After she was asked to show her weapon so photos could be taken of it, Klein said she made sure the chamber was clear.
“The photographer, who was behind me at the time, asked me to show him the laser sight and I did so, turning it on and shining it on the wall in front of me (away from the photographer). During this demonstration, the reporter came and sat down in the sofa in front of me, placing himself in the line of the laser sight,” Klein said.
“He noticed the light, then I noticed the light, then I turned it off. I apologized and let him know that he was safe because I keep my finger out of the trigger guard. Again, that is basic gun safety,” she added.
Klein said the reporter didn’t show any sign of discomfort at what happened.
But Klein said she learned several lessons, chiefly, that no matter who asks, she won’t be showing her gun to anyone.
“It may help them take a better picture but my gun isn’t a fashion statement or accessory, it is a life-saving tool to keep me and my family safe,” she said.
Klein also said any future demonstrations of her gun’s features would have to take place at a gun range.
Sen. Ron Gould, R-Lake Havasu City, chairman of the Senate Ethics Rules Committee, said he doesn’t think what happened warrants an ethics investigation.
But Gould said what Klein did was a breach of gun safety rules.
The first rule of gun safety, he said, is to never point your gun at anything you’re not willing to shoot.
That holds true even if the gun holder thinks the weapon isn’t loaded, the Lake Havasu Republican said, adding that’s how accidents happen.
“I kind of cringed when I read that she had done that,” Gould said. “She wasn’t brandishing the weapon. I think she just thought it would be cute to shine the laser sight on the reporter. I personally don’t like seeing that kind of thing — because that’s how people get killed.”
Gould said even if it was meant as a joke, nobody should be joking around like that.
He added: “When I see Senator Klein next time I will remind her of the first rule of gun safety.”
Klein’s action will likely bring to the fore the divergent and varied views among policymakers and the public on guns.
But others rejected the notion that Klein’s action was a reflection of gun culture in the Legislature.
Sen. Kyrsten Sinema, D-Phoenix, said it was simply inappropriate behavior.
“The issue of guns, gun safety, and the debate around gun regulations is an important and serious issue for us to consider,” Sinema said. “These types of stunts only make it harder for us to have a reasonable, rational conversation about how and when to regulate guns while protecting the Second Amendment rights of Arizonans.”
Klein courted controversy earlier this year when she read a racially-charged letter on the Senate floor without first verifying its contents. There was initial skepticism about letter and its sender, who claimed to have taught in Glendale. But further inquiry confirmed that the sender was indeed a substitute teacher.

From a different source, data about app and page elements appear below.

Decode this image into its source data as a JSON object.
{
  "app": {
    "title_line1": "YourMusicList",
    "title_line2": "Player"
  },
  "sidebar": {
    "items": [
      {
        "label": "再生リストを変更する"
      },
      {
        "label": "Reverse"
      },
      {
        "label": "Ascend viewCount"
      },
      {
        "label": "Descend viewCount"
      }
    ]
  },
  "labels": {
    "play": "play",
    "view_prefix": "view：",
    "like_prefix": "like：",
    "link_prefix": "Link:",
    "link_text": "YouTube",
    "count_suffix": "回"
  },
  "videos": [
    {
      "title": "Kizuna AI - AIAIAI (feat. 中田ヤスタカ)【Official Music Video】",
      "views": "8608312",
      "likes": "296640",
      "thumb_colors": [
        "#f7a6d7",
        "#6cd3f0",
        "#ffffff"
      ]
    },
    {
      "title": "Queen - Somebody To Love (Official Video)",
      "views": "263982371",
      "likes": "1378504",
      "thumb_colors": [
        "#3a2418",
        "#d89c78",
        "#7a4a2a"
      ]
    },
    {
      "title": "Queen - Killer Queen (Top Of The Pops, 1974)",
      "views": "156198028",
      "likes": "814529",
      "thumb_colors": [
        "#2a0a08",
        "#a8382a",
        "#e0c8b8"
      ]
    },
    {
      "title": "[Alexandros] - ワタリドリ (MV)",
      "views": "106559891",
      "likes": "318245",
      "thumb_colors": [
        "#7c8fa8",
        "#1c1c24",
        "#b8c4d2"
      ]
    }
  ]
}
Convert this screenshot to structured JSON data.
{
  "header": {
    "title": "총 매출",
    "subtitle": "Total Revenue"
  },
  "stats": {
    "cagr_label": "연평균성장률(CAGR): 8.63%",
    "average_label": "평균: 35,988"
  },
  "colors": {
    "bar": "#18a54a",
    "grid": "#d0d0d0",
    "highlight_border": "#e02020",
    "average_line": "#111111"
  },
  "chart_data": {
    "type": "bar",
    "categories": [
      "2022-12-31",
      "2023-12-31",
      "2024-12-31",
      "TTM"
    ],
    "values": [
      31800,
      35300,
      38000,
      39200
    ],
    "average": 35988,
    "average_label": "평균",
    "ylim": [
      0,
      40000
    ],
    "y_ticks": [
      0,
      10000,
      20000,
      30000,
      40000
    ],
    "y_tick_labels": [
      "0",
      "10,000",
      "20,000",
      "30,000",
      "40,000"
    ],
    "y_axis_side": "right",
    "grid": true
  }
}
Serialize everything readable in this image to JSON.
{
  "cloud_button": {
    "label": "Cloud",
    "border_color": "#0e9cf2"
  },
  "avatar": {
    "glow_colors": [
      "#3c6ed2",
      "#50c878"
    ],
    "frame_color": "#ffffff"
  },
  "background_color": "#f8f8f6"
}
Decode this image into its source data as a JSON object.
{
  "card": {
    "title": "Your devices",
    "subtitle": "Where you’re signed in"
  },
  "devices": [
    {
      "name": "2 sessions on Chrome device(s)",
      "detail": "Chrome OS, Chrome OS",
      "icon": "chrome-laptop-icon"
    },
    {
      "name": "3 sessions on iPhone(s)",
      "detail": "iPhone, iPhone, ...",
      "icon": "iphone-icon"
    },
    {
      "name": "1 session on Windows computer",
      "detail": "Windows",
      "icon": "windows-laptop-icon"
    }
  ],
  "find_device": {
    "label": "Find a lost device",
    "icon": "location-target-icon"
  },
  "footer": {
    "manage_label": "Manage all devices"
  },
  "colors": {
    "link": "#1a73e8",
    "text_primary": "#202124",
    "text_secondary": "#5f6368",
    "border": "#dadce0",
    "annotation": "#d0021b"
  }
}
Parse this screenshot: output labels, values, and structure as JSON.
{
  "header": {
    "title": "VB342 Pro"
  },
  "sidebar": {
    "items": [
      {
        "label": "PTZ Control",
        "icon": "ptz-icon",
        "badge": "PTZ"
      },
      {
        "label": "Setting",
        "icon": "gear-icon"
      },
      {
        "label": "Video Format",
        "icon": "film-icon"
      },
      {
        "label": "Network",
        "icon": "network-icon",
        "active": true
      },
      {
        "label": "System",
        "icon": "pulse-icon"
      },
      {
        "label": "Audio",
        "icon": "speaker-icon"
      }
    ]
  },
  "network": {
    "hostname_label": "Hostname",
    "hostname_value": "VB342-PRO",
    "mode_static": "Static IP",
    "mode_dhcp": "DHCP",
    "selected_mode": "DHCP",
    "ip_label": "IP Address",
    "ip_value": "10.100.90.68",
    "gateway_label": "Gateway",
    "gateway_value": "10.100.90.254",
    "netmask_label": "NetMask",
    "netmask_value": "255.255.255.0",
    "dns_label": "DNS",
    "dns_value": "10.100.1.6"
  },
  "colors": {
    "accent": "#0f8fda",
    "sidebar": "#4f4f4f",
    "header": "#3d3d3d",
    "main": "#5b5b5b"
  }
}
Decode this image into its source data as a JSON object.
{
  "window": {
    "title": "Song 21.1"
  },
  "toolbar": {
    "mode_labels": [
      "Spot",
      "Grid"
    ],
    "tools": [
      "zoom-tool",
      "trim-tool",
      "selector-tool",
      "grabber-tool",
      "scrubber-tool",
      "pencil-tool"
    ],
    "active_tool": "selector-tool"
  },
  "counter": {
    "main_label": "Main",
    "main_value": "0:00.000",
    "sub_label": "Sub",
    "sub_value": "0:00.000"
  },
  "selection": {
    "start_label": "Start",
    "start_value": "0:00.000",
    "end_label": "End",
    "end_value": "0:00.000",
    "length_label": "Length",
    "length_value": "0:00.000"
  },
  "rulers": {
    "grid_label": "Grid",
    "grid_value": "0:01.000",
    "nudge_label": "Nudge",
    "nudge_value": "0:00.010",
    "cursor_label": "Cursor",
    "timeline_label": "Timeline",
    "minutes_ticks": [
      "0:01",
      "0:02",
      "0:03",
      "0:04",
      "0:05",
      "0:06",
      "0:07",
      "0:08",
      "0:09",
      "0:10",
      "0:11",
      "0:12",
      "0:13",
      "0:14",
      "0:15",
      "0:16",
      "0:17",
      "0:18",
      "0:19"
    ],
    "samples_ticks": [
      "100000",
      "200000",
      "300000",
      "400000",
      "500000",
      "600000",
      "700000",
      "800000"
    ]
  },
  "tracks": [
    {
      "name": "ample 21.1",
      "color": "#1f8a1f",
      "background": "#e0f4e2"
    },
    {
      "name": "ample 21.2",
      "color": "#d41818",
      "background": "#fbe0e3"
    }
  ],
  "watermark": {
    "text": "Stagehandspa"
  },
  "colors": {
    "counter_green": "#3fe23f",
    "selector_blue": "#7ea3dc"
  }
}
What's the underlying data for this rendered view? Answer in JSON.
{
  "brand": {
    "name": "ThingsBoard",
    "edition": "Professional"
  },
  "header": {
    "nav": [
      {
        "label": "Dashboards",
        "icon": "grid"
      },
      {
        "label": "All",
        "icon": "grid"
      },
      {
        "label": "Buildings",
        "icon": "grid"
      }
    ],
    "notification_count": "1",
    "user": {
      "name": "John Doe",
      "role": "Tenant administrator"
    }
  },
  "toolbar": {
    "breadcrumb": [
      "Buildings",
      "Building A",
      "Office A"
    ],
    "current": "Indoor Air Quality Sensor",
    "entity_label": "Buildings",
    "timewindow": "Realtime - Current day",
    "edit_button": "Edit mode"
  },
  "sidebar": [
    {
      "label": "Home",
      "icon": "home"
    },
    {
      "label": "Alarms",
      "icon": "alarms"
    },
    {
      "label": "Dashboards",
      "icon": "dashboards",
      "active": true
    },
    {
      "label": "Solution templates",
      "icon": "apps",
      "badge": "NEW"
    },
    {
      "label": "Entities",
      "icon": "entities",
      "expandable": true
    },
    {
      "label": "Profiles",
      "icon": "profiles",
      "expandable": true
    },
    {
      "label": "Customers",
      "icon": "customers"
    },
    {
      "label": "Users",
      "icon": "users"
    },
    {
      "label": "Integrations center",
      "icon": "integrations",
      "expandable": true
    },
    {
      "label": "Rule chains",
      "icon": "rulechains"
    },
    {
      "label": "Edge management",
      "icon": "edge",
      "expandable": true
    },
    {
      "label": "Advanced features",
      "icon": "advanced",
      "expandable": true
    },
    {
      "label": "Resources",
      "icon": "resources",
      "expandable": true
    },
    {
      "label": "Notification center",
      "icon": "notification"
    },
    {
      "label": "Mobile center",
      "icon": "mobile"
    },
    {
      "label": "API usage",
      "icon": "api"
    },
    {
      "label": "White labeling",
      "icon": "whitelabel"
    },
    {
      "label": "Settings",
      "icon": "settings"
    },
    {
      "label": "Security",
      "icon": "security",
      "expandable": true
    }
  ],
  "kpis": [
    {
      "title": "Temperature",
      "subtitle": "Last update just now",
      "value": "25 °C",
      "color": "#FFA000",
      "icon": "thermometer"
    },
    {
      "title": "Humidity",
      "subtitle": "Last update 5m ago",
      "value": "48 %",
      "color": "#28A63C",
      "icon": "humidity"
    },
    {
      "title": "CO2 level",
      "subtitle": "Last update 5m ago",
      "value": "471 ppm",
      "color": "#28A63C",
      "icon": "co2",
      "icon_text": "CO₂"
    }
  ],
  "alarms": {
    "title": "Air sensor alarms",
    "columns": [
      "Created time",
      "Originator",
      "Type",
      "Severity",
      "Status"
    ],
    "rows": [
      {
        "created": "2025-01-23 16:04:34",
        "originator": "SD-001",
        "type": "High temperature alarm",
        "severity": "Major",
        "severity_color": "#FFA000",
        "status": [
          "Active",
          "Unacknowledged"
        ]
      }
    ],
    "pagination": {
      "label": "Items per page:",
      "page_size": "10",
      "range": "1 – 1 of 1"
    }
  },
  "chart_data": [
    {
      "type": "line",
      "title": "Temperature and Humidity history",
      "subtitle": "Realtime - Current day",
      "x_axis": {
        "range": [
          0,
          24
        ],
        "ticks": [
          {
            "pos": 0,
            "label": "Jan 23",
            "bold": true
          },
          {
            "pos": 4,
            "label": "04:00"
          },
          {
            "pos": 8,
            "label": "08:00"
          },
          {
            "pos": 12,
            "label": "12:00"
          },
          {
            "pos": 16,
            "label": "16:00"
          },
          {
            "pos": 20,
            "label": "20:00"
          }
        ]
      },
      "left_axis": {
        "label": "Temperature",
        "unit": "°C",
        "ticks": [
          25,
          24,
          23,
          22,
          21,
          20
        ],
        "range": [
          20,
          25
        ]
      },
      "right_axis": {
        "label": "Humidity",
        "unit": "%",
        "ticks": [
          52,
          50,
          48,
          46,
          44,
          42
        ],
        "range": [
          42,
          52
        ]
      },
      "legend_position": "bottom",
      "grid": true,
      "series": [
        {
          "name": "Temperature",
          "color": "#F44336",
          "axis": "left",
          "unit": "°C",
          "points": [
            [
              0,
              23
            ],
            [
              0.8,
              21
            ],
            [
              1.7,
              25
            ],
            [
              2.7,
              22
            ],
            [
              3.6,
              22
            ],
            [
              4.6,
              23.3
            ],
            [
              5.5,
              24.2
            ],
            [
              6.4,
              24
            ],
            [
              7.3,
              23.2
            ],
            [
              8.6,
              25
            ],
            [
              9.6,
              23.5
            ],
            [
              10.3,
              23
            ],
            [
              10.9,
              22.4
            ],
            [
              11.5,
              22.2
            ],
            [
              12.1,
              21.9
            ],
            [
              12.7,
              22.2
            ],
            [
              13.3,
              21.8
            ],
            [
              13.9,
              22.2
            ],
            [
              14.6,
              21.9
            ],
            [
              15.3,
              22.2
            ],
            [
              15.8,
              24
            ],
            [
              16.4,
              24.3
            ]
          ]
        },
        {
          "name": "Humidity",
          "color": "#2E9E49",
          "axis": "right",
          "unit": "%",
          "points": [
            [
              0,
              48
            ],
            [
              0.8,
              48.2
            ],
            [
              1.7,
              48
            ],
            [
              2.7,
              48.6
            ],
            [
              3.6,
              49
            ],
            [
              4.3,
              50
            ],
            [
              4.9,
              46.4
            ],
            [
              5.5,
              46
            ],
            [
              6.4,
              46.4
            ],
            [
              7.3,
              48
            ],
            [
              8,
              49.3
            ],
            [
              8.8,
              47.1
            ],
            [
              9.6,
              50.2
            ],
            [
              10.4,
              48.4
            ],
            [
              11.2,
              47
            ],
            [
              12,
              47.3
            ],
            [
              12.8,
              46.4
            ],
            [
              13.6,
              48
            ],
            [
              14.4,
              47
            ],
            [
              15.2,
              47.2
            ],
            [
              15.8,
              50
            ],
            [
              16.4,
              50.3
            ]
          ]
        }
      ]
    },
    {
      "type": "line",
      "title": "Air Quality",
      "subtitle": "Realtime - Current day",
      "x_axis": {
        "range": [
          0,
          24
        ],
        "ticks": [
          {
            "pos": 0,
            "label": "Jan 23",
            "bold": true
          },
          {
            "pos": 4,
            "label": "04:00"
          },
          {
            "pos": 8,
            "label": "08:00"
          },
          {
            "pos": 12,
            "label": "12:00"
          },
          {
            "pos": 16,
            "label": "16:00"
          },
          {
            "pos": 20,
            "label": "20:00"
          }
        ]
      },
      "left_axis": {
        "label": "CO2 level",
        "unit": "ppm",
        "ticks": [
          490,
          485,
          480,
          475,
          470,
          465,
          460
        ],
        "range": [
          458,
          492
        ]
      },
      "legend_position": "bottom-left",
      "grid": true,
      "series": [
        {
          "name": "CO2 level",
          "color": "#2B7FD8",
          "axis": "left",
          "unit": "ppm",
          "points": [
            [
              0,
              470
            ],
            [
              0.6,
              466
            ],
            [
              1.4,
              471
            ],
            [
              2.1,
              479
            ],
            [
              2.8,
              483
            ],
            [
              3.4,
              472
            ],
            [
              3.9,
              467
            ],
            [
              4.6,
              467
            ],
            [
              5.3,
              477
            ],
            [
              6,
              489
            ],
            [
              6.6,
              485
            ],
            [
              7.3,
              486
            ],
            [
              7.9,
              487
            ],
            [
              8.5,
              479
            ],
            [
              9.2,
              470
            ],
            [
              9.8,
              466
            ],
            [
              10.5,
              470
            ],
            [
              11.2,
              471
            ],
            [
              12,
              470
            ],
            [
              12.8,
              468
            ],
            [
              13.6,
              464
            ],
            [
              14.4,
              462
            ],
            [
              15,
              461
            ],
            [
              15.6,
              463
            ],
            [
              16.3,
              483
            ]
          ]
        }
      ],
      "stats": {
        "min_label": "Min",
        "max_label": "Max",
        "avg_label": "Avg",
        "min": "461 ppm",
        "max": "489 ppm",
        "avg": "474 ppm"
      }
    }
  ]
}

She was being profiled in the Republic series because she carries a gun in her purse, even when she is on the Senate floor. When she brought the gun into the Arizona House of Representatives on opening day in January, just two days after the tragic Jan. 8 shooting in Tucson, gun-control critics attacked her and Senate President Russell Pearce, who said he would allow legislators to carry guns in the chamber, despite a state law prohibiting firearms in state buildings.